START STUDY MATERIAL

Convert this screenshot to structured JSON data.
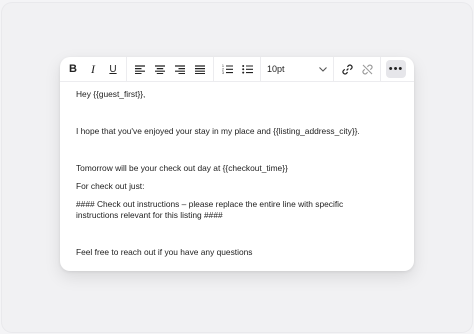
{
  "toolbar": {
    "bold_glyph": "B",
    "italic_glyph": "I",
    "underline_glyph": "U",
    "font_size": "10pt",
    "more_glyph": "•••",
    "icons": [
      "bold-icon",
      "italic-icon",
      "underline-icon",
      "align-left-icon",
      "align-center-icon",
      "align-right-icon",
      "align-justify-icon",
      "ordered-list-icon",
      "bullet-list-icon",
      "chevron-down-icon",
      "link-icon",
      "unlink-icon",
      "more-icon"
    ]
  },
  "content": {
    "greeting": "Hey {{guest_first}},",
    "line1": "I hope that you've enjoyed your stay in my place and {{listing_address_city}}.",
    "line2": "Tomorrow will be your check out day at {{checkout_time}}",
    "line3": "For check out just:",
    "line4": "#### Check out instructions – please replace the entire line with specific instructions relevant for this listing ####",
    "line5": "Feel free to reach out if you have any questions"
  }
}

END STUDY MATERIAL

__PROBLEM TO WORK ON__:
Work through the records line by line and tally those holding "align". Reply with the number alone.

__EXERCISE OUTPUT__:
4